Consciousness and Natality in Early Modern England
University of Chicago Press
Coming To, Timothy M. Harrison uncovers the forgotten role of poetry in the history of the idea of consciousness. Drawing our attention to a sea change in the English seventeenth century, when, over the course of a half century, “conscience” made a sudden shift to “consciousness,” he traces a line that leads from the philosophy of René Descartes to the poetry of John Milton, from the prenatal memories of theologian Thomas Traherne to the unresolved perspective on natality, consciousness, and ethics in the philosophy of John Locke. Each of these figures responded to the first-person perspective by turning to the origins of how human thought began. Taken together, as Harrison shows, this unlikely group of thinkers sheds new light on the emergence of the concept of consciousness and the significance of human natality to central questions in the fields of literature, philosophy, and the history of science.
Timothy M. Harrison is assistant professor of English at the University of Chicago.

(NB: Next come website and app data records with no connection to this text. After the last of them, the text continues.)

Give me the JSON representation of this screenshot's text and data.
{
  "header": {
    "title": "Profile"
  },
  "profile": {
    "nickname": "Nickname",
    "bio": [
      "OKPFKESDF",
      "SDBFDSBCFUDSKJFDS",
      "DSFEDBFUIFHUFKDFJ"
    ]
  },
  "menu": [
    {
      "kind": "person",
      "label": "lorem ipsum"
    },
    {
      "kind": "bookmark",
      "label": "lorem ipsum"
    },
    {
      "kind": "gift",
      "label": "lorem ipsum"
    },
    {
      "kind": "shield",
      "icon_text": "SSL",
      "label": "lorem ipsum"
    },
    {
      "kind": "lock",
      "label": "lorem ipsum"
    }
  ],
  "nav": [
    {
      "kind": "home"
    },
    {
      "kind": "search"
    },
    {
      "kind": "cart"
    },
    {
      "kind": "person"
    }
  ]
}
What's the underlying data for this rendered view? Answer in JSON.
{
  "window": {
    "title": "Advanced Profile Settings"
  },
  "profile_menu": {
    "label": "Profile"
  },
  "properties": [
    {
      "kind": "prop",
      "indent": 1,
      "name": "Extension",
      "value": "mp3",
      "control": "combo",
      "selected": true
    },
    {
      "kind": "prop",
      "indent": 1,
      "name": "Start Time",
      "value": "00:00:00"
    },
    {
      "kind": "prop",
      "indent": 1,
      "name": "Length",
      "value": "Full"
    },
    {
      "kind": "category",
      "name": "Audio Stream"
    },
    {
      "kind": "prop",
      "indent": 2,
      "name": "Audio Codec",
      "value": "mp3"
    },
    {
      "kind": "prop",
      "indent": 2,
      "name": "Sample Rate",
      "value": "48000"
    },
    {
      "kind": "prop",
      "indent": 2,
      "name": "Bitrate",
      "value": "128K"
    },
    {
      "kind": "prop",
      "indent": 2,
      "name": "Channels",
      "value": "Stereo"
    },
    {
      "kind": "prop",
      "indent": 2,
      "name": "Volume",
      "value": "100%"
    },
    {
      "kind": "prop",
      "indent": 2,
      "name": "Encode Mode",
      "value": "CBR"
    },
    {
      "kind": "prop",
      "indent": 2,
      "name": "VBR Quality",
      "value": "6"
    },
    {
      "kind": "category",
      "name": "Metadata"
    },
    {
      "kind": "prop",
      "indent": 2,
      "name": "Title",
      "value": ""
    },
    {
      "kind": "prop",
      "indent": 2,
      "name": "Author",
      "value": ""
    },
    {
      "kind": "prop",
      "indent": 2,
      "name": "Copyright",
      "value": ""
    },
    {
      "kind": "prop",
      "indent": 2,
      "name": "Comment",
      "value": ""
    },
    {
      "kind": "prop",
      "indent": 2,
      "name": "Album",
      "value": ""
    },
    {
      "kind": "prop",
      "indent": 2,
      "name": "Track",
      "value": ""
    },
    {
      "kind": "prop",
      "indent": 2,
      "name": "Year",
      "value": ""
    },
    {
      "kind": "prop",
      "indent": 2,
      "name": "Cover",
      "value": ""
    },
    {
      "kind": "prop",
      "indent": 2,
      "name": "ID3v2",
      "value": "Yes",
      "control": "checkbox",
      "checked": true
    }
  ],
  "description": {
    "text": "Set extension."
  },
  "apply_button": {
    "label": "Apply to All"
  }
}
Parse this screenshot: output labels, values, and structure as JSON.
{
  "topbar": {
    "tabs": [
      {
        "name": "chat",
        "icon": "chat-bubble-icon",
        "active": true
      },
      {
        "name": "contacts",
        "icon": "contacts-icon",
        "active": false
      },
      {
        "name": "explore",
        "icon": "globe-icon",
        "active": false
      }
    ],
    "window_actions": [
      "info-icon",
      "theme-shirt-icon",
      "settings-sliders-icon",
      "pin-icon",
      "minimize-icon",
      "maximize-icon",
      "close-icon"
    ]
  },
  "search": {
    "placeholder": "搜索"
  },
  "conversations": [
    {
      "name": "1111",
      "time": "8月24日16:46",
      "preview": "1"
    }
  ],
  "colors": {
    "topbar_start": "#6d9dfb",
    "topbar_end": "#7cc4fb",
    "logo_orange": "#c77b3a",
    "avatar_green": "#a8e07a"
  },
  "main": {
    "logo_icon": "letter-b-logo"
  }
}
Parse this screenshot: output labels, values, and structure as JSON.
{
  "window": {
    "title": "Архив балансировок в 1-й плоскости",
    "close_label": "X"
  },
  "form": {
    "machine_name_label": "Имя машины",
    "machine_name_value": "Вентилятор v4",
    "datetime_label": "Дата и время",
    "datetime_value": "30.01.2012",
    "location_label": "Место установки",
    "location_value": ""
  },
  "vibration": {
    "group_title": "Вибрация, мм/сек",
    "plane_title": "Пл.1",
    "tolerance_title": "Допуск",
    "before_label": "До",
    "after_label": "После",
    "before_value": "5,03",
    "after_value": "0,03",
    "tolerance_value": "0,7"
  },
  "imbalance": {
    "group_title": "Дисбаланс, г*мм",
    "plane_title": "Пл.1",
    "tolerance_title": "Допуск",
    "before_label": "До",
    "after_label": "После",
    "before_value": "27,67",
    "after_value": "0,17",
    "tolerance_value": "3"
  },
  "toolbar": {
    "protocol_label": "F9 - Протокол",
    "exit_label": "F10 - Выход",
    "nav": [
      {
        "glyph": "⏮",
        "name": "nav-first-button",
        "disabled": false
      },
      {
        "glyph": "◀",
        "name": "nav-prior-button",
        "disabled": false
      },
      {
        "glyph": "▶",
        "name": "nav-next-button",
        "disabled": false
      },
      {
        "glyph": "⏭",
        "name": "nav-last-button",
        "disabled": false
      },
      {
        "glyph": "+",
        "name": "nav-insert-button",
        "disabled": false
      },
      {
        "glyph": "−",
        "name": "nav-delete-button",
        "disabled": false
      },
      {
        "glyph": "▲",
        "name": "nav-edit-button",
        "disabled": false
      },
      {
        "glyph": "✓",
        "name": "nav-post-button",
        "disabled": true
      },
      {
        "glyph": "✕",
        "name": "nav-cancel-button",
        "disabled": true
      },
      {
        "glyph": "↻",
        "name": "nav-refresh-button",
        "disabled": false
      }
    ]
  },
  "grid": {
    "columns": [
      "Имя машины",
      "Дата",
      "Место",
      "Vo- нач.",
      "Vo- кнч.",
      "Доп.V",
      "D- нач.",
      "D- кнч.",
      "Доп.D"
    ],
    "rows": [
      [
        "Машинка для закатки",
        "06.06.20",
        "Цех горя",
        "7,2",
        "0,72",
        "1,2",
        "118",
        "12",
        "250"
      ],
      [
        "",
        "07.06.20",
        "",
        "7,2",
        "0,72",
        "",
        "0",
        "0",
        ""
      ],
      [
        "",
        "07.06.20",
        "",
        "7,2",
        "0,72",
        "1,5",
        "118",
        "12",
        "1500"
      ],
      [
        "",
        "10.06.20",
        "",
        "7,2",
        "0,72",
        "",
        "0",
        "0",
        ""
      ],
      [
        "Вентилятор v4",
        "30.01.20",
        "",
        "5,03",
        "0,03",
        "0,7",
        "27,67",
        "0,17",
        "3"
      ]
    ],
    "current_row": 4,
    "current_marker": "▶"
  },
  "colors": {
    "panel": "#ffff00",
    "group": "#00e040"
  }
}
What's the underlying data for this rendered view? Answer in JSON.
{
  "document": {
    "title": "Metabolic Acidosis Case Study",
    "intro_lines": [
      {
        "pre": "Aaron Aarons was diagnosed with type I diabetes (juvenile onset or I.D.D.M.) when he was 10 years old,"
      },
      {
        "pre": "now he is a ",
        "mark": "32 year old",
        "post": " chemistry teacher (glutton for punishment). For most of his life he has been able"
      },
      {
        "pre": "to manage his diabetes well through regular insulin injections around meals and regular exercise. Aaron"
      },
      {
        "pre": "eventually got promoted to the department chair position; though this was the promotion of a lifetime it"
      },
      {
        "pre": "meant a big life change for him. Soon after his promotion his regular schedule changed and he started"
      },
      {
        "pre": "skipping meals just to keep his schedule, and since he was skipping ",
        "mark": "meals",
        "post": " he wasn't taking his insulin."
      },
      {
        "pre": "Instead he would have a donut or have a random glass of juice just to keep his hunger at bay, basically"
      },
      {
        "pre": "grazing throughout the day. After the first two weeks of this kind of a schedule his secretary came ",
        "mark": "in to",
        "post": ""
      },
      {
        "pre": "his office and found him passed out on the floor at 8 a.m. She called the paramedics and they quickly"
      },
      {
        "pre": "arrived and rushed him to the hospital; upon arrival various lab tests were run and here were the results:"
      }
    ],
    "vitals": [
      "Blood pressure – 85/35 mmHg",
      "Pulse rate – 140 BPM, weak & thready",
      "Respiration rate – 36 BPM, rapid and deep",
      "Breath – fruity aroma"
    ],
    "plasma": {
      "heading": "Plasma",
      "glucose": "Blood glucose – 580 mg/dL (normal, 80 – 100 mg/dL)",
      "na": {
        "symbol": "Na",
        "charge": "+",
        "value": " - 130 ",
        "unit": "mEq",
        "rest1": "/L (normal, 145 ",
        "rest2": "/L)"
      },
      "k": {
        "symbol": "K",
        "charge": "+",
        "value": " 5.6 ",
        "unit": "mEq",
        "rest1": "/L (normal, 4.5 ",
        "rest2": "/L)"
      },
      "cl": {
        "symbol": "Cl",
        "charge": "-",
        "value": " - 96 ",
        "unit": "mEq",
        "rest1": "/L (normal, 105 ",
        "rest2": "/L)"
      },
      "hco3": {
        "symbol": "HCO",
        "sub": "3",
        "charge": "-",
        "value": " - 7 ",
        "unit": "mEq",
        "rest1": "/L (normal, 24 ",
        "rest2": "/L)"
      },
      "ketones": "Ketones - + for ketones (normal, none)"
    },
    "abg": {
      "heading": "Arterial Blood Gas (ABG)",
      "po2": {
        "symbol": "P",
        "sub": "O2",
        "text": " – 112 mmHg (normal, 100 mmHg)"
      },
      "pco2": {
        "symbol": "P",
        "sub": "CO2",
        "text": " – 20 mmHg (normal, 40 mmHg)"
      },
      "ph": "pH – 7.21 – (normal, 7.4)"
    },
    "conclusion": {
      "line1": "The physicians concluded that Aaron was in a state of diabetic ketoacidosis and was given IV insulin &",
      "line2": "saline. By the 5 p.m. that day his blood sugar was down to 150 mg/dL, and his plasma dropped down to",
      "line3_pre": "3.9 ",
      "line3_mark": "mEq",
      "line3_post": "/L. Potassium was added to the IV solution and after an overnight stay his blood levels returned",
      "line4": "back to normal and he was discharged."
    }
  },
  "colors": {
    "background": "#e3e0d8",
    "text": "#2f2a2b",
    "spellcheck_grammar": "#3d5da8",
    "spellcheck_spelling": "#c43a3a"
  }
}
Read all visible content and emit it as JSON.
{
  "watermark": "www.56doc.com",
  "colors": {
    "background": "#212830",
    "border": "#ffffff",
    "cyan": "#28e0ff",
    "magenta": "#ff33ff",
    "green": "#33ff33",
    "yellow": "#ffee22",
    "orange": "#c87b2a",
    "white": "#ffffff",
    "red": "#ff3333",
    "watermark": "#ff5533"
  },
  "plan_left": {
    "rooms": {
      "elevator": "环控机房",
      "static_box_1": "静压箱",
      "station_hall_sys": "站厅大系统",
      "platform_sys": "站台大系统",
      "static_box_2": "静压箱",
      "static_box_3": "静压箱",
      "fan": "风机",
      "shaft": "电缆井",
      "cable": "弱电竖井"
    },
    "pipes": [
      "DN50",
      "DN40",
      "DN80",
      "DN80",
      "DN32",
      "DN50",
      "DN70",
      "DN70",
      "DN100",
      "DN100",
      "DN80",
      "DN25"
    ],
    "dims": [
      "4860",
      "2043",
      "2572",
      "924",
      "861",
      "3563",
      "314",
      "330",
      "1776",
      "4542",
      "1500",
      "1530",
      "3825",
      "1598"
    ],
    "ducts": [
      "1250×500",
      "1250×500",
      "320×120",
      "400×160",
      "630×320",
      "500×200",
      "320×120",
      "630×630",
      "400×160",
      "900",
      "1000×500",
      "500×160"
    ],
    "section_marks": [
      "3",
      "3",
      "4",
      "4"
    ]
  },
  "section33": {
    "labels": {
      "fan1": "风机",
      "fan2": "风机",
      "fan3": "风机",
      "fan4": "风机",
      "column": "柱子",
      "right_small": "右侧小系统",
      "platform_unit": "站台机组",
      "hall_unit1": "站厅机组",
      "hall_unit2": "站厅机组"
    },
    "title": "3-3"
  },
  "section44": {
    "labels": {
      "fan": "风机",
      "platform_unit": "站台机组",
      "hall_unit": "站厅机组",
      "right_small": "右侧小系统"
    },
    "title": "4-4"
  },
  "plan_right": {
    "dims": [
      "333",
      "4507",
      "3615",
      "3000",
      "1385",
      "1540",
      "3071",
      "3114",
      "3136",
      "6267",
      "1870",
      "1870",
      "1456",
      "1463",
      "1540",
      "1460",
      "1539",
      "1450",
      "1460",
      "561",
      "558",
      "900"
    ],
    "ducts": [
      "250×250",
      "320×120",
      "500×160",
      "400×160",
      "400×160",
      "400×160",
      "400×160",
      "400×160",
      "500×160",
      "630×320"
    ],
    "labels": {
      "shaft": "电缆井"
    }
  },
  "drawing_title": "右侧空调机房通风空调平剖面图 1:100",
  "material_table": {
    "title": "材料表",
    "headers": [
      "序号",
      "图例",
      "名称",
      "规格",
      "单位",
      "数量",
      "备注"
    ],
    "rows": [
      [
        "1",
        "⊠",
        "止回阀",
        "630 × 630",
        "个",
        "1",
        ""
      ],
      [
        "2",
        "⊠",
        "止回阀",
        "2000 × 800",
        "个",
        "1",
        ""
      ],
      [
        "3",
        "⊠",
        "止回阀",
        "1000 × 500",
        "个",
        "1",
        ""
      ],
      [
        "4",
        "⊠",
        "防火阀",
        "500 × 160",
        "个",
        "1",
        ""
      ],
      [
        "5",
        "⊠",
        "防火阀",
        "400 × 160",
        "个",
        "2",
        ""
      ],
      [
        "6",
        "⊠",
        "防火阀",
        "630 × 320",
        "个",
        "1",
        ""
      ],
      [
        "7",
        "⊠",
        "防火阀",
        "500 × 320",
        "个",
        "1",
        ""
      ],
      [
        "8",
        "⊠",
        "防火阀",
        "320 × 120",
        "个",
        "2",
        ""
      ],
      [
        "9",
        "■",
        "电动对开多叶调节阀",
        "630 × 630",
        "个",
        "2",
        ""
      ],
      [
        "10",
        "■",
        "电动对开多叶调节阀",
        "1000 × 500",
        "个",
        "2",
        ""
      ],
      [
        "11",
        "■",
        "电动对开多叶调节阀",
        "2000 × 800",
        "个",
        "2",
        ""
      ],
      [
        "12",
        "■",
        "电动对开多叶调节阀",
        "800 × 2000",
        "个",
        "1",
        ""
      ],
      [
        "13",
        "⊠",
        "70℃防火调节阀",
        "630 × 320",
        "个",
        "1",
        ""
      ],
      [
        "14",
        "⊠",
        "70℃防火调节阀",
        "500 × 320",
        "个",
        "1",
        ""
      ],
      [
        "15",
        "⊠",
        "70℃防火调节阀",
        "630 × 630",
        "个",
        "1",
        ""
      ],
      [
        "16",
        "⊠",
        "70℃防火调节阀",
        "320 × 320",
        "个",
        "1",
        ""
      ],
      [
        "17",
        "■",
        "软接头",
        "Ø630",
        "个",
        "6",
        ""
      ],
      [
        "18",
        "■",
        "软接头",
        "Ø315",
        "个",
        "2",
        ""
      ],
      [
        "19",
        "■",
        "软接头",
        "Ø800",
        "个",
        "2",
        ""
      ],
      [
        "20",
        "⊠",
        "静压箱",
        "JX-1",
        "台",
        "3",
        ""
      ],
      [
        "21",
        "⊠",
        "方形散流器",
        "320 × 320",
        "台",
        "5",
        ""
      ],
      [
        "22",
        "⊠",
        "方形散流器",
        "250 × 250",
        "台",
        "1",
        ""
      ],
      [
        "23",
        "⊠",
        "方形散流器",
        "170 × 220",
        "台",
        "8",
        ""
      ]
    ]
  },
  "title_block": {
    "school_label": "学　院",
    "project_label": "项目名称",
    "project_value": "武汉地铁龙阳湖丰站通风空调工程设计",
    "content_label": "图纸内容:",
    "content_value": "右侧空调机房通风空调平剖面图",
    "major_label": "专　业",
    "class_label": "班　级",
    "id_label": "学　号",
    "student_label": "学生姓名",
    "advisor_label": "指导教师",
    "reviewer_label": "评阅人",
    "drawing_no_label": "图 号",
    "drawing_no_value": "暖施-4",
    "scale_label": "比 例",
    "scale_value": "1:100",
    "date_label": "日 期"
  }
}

“Harrison argues that the notion of consciousness emerged over the course of the seventeenth century by being connected with another concern: natality, the earliest, infant experiences of existence, beginning in the fetal state. This is original scholarship and thought, immensely and accurately learned, impressive in every way, and is likely to become a standard in the field of seventeenth-century studies, on a shelf with Martz, Lewalski, and Colie. I have read few books in a long time that are as technically accomplished and that strike me as not only interesting but also as important.”
— Gordon Teskey, Harvard University
“Harrison is an acute student of philosophy, an erudite guide to intellectual history, and a sensitive and revelatory reader of poetry. As in the very best studies of poetry and its intellectual contexts, Harrison demonstrates that poets do not merely reflect philosophical developments, they also shape them. In
Coming To, Harrison, tracing a line from Descartes through Milton and Traherne to Locke, unearths the contribution of two poets to modern understandings of consciousness.”
— Stephen M. Fallon, Cavanaugh Professor of the Humanities, University of Notre Dame